The people I’ve released with thus far have been amazing. Earlier this year I released a track with an old friend, Owsey, called ‘The Sudden Glimmer’. It was a very fast-paced experience writing with him which I love, he’s very open minded to trying lots of directions but when it comes to crunch time he can really hone in on the best idea. I’ve recently just released a song with my good friend Aether called ‘Yukijo’. Me and Aether have a long history of writing together over the years so when we approached ‘Yukijo’ we wanted to create a song that represents our new direction as collaborators while also honouring our previous works and friendship, a super sentimental track for sure.
I have another collaboration coming out soon with the amazing Milan Ring which I’m incredibly excited to show. I really admire her work ethic and professionalism which has made the track a joy to work on. I started a very rough demo heavily utilising the Organelle M that had the bare bones of the track sketched out, however the structure was all over the place. I sent this to Milan and she sent back the demo structured in a way that suited her vocals. Alongside this, she added layers and layers of lush vocal harmonies and backing vocals which really took the track into the sonic space it sits in now. Her vocal takes transformed the rough demo track I sent her from sounding average at best to the completely soulful song that it currently is. I believe that we work in similar ways of achieving an emotional goal by layering lots of subtle layers to create a lush collage of sound.
“I’ve also learnt that the personality of the other collaborator is an important factor for me too.”
What are you working on to shape your live performances in the time ahead?
I’m really into the idea of incorporating interactivity into the creation and performance of my music.

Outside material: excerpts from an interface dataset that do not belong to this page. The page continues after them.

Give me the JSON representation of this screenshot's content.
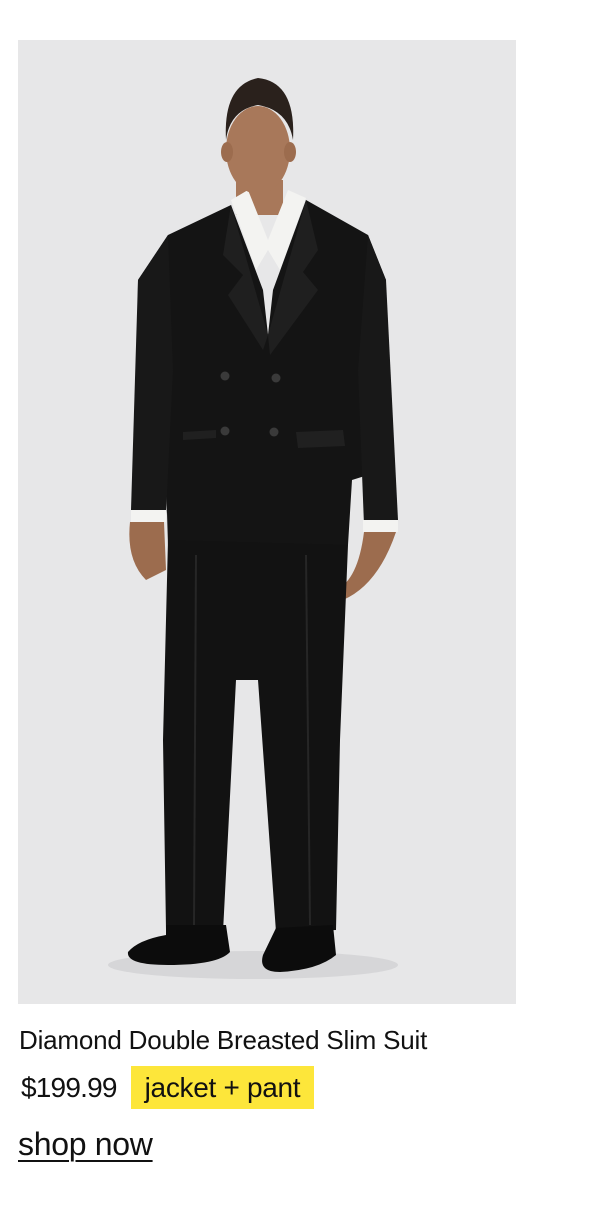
{
  "product": {
    "title": "Diamond Double Breasted Slim Suit",
    "price": "$199.99",
    "badge": "jacket + pant",
    "cta_label": "shop now",
    "image_alt": "Man wearing black double breasted suit with white shirt and black dress shoes"
  },
  "colors": {
    "image_background": "#e7e7e8",
    "badge_background": "#fde63a",
    "text": "#111111",
    "suit": "#141414",
    "shirt": "#f3f3f1"
  }
}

I’ve wanted to create a live show that is enhanced with how I interact with my music. I have had the chance to collaborate with my twin brother for the first time, not on a release but on a performance of my song ‘Colour & Pattern’. We’ve been wanting to collaborate for years but it’s been difficult to understand how it can work as we both work in completely different trades. For that performance we created what we call the Lightboxes, these are 4 vibrant, frosted resin cubes with breathing LEDs that change colour upon touch. This also triggers certain sounds and commands within the performance. This is the first iteration of my interactive live show that I hope to expand on and blur the lines between set design and music performance, much more to come!
“I have always wanted to see how my music can exist in spaces outside of the music industry and creatively I find art and sculpting the most fulfilling.”
How do you see the Tutara Peak project evolving as we near towards 2023 and beyond?
I’ve been working on an album’s worth of new music that I’ve split into 2 EP’s and singles spanning over the next 2 years. This is how I hope to showcase the sounds I’ve been working with and how my approach to writing music has changed drastically, diving into lots of unknown territory creatively. Alongside all the new music I am looking to branch out into new creative areas for the project by collaborating with other creatives, one of these being art and sculpture. I have always wanted to see how my music can exist in spaces outside of the music industry and creatively I find art and sculpting the most fulfilling. I’ll be showcasing some of this work next year alongside my brother, it’s still new territory for me but exciting nonetheless.